Day-old male chick culling is one of the world's most inhumane problems in the poultry industry. Every year, seven billion male chicks are slaughtered in laying-hen hatcheries due to their higher feed exchange rate, lower management than female chicks, and higher production costs. This study describes a novel non-invasive method for determining the gender of chicken eggs. During the incubation period of fourteen days, four electrodes were attached to each egg for data collection. On the last day of incubation, a standard polymerase chain reaction (PCR)-based chicken gender determination protocol was applied to the eggs to obtain the gender information. A relationship was built between the collected data and the egg's gender, and it was discovered to have a reliable connection, indicating that the chicken egg gender can be determined by measuring the impedance data of the eggs on day 9 of incubation with the four electrodes set and using the self-normalization technique. This is a groundbreaking discovery, demonstrating that impedance spectroscopy can be used to sex chicken eggs before they hatch, relieving the poultry industry of such an ethical burden.

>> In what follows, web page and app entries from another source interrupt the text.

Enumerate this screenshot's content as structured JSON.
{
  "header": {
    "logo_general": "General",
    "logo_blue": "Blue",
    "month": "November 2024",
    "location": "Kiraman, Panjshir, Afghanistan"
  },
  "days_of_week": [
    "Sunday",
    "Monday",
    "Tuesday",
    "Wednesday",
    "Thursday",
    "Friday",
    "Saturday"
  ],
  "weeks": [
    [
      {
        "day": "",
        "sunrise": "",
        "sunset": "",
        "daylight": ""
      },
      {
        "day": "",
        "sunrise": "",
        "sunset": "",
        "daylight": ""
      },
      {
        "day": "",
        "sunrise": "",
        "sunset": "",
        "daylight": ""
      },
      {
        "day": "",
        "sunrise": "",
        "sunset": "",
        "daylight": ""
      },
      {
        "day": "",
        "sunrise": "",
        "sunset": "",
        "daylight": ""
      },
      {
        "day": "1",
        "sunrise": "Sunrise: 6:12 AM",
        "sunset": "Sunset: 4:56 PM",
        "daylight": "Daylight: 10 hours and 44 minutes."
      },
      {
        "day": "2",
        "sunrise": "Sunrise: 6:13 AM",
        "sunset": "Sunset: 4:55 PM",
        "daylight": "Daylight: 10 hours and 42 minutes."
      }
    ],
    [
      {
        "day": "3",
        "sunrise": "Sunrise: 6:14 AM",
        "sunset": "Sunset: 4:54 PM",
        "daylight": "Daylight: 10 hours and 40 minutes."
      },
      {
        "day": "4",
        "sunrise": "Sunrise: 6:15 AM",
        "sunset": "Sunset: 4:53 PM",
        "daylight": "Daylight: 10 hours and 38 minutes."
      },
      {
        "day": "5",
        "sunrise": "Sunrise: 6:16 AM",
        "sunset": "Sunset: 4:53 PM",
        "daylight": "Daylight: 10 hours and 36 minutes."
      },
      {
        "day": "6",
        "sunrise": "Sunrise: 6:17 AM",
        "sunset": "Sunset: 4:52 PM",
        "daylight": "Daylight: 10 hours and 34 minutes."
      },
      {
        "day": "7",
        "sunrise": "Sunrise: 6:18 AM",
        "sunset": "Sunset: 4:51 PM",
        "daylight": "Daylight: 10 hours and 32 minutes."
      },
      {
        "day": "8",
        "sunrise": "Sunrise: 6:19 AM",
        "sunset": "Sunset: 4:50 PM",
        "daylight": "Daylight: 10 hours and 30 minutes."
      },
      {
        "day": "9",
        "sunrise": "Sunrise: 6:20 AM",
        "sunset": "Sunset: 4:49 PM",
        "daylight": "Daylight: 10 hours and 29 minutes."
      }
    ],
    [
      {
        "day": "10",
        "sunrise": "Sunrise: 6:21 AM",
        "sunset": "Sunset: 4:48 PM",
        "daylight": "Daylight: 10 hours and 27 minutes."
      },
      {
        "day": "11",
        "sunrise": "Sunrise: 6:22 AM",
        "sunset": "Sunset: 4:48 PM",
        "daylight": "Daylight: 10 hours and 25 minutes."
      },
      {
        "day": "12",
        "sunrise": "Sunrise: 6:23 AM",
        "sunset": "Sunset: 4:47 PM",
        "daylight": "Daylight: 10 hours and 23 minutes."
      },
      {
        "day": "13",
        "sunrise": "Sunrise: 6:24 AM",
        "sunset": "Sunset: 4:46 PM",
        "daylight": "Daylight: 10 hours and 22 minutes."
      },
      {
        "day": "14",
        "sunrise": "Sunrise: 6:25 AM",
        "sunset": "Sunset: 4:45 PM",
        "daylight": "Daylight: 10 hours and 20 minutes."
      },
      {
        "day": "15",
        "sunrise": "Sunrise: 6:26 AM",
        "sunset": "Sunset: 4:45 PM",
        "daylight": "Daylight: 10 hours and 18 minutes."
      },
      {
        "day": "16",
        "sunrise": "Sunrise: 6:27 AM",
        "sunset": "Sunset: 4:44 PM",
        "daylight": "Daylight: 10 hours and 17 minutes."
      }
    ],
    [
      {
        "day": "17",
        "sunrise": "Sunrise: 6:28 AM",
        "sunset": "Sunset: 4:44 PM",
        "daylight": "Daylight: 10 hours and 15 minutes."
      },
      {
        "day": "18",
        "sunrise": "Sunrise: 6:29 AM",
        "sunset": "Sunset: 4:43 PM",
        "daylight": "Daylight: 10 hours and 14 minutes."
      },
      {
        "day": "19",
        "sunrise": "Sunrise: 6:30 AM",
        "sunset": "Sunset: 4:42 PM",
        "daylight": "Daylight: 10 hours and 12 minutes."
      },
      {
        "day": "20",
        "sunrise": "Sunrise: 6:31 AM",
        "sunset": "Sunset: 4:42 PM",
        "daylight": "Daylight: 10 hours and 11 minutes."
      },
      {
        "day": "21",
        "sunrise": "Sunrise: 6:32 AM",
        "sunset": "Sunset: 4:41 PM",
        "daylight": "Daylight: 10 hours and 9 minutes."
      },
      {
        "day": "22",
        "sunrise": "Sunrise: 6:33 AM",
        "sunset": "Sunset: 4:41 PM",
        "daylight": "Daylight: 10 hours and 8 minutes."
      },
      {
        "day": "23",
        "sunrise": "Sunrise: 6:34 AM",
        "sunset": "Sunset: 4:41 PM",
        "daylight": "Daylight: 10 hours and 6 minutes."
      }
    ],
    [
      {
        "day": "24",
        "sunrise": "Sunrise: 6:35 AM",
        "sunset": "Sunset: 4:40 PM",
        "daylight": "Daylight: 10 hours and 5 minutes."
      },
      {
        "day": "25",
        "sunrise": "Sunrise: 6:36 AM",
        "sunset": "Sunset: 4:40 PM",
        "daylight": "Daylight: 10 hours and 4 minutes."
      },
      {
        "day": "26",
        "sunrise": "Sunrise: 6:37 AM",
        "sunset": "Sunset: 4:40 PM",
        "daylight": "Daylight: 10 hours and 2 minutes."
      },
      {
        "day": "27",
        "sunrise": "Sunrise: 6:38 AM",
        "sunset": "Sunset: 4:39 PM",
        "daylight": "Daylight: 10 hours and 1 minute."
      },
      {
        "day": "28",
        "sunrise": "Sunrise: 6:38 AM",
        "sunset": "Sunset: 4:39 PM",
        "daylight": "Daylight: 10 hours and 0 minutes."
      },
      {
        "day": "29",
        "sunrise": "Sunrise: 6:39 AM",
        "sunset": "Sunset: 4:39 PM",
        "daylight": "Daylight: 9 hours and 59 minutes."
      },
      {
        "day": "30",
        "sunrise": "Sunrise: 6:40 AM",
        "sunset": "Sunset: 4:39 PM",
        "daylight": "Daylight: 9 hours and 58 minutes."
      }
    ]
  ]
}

Keywords: bioimpedance; egg gender; egg sexing; in ovo; non-invasive.